Passing-Bablok regression revealed no significant difference between results for majority of analytes. Proportional differences obtained for some analytes (ALP, LD, GGT, total protein, albumin and fT4) were small in magnitude (slope ranged from 0.93 to 1.04), and could not result in the concentration difference higher than the desirable specification for total allowable error according to the Westgard’s database, with the exception of total protein. As for systematic differences, the ones obtained for GGT, albumin and even fT4 (intercept ranged from - 0.74 to 1.59) were practically negligible. Significant systematic differences obtained for LD and total protein could be attributed to the already explained mechanisms (release of intracellular enzymes from residual blood cells during centrifugation for LD and presence of fibrin and fibrinogen for total protein).
Differences in fT3 concentration, after a 24-hour storage period, in RST tube is difficult to comment because we could not find other studies that were assessing fT3 stability in serum samples. Also, there is no consistency in fT3 stability at the two observed time points, because calculated imprecision after 7 days was found to be lower than the calculated imprecision after a 24-hour period. Besides, the desirable imprecision value, namely 3.0%, was calculated from the EFLM Biological Variation Database, while the desirable imprecision for FT3 in the Westgard’s database is found to be 4.0%.
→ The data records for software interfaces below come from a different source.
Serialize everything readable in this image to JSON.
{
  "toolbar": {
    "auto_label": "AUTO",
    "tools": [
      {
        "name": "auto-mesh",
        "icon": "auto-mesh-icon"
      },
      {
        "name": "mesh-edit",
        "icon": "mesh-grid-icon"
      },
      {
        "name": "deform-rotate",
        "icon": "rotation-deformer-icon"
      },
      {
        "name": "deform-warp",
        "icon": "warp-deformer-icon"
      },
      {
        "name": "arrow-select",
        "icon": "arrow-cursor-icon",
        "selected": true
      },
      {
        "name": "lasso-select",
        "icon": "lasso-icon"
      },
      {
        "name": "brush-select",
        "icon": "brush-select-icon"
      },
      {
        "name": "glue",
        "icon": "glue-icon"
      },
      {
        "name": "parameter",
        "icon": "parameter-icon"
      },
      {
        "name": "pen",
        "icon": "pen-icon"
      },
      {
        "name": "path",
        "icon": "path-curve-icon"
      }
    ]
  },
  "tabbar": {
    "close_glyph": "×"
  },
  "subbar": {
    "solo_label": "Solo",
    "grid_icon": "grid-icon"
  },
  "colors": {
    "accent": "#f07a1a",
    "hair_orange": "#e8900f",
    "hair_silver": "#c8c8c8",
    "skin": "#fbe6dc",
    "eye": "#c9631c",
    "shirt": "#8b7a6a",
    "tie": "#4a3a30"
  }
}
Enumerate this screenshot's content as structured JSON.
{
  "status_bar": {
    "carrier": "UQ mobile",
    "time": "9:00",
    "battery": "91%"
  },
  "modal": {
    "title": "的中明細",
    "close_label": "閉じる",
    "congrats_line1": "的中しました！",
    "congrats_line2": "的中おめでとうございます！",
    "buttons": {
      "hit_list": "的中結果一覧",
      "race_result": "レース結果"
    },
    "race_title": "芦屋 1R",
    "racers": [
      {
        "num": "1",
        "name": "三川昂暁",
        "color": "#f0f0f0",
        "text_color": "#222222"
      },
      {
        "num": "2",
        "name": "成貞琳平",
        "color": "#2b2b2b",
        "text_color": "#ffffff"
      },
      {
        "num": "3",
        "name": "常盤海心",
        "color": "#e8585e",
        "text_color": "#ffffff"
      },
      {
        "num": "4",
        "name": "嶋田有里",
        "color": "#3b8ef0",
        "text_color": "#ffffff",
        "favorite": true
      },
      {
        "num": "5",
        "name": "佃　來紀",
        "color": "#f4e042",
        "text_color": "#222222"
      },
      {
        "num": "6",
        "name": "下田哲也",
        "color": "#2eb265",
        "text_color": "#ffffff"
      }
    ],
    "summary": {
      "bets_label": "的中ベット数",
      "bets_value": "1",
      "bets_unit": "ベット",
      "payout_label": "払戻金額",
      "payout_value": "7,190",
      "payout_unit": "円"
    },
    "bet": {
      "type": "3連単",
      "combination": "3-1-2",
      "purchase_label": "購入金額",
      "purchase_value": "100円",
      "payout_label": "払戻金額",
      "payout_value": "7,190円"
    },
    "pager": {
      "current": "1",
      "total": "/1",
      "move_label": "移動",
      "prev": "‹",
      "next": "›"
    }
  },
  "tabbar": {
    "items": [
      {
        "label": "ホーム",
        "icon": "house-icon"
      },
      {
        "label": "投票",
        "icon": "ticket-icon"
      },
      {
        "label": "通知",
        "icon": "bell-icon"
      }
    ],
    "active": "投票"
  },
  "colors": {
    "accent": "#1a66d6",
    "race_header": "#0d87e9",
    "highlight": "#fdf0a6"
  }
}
It should be noted that our research has some limitations. Insufficient sample size for TnI due to the large proportion of patients with values below the LoD is one of the main shortcomings of our study. Additional limitation is the sample stability measurement at only two time-points. If we had comprised more time points in our study, we would be able to estimate time-dependent analyte stability more accurately. It should also be emphasized that the initial tubes draw volumes were not the same (5 mL for RST and 4.5 mL for Barricor). Also, we are aware that BD RST can be centrifuged at 4000xg for 3 minutes, same as BD Barricor (8). Although it would be better to make a comparison under the same centrifugation conditions, we opted for the centrifugation conditions of BD RST tubes according to our previous routine protocols. Still, since the minimum recommended clotting time for BD RST is 5 minutes, BD Barricor can contribute to improving laboratory performance by 5 minutes considering it can be centrifuged immediately.
In conclusion, BD Barricor tubes showed comparable results for almost all analytes, when compared to BD RST tubes, with the exception of K and total protein. Hence reference intervals for K and total protein should be adapted according to the sample type. All other analytes can be measured interchangeably, applying the same reference intervals. For most of the examined analytes, sample re-analysis can be performed in both tubes after 24 hours. If necessary, re-analysis can be performed in BD Barricor tubes after 7 days for most of the analytes, although BD RST tubes show better 7-day analytes stability over BD Barricor tubes. An advantage of BD Barricor tubes over BD RST tubes is an improved laboratory workflow due to the possibility of immediate centrifugation.